A constituent may contact a Member of Parliament when he or she feels a sentence is too low.
The Unduly Lenient Sentence Scheme provides for the public to ask the Attorney General to refer a sentence to the Court of Appeal for being too low.
The Attorney General’s Office can review very low sentences given by the Crown Court in England and Wales, if asked to do so.
There is information about the process and procedure at the Gov.uk page, Ask for a Crown Court sentence to be reviewed.
There is background information and analysis in a Commons Library briefing, Review of unduly lenient sentences.
Who may make the request?
It is important to understand that any member of the public may ask for a Crown Court sentence to be reviewed.
The person who asks does not have to be involved in the case, though they may be, for example as a victim or relative of a victim.
Only one person needs to ask for the review.
There is no requirement to ask via a Member of Parliament.
Are all offences included?
No. Only certain kinds of offence may be reviewed. There is more information in the Library briefing Review of unduly lenient sentences.
What is the timescale?
The request must be submitted within 28 days of the sentencing, and preferably as soon as possible. The 28 days is the time within which the Attorney General is able to refer a sentence to the Court of Appeal. If the request is received after 28 days of the sentencing, the sentence cannot be reviewed.
The Commons Library does not intend the information in these articles to address the specific circumstances of any particular individual. We have published it to support the work of MPs.
You should not rely upon it as legal or professional advice, or as a substitute for it. We do not accept any liability whatsoever for any errors, omissions or misstatements contained herein.
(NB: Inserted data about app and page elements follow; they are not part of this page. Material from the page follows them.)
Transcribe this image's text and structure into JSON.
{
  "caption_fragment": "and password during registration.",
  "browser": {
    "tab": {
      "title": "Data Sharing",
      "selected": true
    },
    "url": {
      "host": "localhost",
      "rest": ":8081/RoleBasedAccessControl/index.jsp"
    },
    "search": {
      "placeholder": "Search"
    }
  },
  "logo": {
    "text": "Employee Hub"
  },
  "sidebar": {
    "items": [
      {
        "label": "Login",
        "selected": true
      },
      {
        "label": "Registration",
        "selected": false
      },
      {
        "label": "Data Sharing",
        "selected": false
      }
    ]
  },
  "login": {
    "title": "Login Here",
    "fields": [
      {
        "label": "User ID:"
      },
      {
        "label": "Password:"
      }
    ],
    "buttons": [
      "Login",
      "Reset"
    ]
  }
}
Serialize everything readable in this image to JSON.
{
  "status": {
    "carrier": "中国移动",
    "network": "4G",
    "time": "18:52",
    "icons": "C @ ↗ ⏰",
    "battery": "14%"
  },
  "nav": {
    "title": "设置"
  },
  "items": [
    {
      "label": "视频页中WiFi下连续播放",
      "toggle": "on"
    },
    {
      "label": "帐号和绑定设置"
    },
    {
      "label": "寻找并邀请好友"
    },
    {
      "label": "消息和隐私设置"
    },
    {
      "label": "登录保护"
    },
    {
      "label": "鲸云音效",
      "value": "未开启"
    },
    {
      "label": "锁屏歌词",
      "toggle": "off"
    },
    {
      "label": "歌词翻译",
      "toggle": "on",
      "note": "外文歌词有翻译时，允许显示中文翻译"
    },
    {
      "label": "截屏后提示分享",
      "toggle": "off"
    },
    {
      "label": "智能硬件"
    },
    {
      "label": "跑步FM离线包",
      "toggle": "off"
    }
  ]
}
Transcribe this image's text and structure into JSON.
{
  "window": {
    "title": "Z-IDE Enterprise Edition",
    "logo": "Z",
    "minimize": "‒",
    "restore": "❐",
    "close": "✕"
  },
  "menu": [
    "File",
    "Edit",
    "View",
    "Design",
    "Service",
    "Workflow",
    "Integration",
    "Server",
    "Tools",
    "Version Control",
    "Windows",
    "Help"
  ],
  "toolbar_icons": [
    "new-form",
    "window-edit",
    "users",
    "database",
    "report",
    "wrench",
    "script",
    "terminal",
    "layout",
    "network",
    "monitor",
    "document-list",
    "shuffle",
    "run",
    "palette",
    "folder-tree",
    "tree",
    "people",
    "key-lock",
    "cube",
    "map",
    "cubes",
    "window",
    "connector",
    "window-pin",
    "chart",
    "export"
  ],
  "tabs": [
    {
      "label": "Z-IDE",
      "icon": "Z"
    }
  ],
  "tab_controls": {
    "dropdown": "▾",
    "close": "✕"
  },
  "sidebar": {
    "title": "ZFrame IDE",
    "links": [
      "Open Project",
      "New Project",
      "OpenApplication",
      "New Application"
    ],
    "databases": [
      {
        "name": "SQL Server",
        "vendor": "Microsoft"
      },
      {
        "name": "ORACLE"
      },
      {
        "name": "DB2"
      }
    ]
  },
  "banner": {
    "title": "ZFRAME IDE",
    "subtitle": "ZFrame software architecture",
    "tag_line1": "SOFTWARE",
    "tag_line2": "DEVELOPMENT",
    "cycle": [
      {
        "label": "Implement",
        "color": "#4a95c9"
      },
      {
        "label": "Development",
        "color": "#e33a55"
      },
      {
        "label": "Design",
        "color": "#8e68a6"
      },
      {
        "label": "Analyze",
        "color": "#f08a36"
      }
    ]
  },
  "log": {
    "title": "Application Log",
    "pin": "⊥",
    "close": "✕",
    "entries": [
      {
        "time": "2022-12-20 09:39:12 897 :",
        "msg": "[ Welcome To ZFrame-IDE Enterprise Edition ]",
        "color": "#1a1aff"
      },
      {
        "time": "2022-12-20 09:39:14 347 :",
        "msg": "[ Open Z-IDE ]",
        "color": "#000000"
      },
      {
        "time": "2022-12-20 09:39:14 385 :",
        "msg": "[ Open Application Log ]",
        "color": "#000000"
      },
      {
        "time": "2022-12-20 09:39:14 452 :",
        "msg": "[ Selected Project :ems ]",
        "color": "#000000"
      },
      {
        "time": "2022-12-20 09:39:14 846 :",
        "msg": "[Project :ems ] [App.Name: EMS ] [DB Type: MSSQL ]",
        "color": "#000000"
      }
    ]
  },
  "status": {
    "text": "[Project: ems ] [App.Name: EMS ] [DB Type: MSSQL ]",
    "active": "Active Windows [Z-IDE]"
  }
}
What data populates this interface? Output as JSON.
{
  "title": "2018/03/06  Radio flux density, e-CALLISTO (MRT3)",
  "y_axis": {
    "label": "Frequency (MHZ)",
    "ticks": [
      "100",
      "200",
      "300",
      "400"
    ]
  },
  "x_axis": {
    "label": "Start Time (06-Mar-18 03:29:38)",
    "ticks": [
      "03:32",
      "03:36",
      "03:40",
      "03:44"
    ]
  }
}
You should consult a suitably qualified professional if you require specific advice or information is required. This Library briefing provides information about sources of legal advice and help.